[[ DATA RECORDS open ]]

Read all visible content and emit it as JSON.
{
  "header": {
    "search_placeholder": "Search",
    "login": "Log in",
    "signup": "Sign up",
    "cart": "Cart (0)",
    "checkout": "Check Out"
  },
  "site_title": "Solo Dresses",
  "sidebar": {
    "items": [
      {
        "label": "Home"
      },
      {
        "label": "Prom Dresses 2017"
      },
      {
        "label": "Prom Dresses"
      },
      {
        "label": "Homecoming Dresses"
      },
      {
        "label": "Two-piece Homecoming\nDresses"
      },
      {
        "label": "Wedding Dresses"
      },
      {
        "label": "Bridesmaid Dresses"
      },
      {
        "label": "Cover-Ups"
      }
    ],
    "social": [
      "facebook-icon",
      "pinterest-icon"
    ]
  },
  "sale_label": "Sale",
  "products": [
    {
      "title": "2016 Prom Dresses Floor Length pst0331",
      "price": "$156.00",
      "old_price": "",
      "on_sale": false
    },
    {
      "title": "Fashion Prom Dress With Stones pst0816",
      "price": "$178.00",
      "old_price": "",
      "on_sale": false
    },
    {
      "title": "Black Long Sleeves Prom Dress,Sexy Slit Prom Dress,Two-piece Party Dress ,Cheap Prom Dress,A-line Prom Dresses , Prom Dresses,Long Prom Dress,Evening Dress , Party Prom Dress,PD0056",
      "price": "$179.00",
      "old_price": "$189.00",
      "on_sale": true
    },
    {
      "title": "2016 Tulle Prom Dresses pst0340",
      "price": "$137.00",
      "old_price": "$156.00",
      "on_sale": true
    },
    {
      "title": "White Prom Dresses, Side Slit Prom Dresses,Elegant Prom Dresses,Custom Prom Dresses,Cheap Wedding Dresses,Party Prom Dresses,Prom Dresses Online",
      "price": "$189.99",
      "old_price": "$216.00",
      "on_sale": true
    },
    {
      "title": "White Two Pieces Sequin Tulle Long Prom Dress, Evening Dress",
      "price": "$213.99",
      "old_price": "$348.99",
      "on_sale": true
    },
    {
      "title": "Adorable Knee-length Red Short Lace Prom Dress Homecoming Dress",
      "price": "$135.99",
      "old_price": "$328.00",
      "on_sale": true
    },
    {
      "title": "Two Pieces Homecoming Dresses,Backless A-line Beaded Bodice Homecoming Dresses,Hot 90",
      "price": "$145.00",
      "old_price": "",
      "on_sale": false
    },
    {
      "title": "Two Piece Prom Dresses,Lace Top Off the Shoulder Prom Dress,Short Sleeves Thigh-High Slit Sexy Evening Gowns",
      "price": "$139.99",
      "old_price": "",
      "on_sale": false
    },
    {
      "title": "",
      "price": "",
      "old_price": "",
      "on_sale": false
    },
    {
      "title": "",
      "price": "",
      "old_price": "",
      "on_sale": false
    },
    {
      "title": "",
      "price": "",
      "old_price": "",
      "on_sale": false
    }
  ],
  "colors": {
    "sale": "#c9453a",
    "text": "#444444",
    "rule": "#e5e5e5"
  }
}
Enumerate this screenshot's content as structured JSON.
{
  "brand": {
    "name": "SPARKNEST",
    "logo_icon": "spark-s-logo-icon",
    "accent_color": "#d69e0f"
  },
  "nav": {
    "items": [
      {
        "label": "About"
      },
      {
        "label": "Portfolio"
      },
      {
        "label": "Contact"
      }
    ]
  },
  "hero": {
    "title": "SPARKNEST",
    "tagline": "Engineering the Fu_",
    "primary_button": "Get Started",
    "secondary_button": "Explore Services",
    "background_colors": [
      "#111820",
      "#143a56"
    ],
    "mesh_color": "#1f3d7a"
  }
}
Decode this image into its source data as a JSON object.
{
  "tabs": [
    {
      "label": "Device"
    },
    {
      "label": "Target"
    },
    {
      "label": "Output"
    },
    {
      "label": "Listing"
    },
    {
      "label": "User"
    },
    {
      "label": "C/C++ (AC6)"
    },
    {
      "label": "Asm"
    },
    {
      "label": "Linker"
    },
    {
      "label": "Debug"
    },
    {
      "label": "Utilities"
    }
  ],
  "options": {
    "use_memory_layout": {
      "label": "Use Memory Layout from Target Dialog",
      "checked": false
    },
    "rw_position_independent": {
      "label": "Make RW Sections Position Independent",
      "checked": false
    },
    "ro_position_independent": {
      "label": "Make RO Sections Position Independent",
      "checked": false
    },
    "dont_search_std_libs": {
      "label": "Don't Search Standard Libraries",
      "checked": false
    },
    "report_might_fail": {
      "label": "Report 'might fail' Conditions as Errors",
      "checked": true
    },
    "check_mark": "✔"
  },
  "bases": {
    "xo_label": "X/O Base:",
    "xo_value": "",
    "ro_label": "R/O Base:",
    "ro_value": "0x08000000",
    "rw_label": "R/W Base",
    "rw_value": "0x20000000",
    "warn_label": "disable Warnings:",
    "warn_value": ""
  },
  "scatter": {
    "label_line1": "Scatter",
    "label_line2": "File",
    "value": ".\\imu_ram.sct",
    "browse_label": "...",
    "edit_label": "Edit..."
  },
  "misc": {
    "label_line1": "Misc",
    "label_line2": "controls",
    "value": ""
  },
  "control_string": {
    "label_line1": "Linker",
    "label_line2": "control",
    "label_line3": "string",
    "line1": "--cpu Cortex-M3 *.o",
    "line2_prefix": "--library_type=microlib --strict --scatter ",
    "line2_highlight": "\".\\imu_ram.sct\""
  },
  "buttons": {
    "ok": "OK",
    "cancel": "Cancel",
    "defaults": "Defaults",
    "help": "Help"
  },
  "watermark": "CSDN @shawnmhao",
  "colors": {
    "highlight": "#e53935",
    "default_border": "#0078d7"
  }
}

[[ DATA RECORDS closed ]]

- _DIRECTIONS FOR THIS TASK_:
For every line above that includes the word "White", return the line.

- _RESPONSE BELOW_:
      "title": "White Prom Dresses, Side Slit Prom Dresses,Elegant Prom Dresses,Custom Prom Dresses,Cheap Wedding Dresses,Party Prom Dresses,Prom Dresses Online",
      "title": "White Two Pieces Sequin Tulle Long Prom Dress, Evening Dress",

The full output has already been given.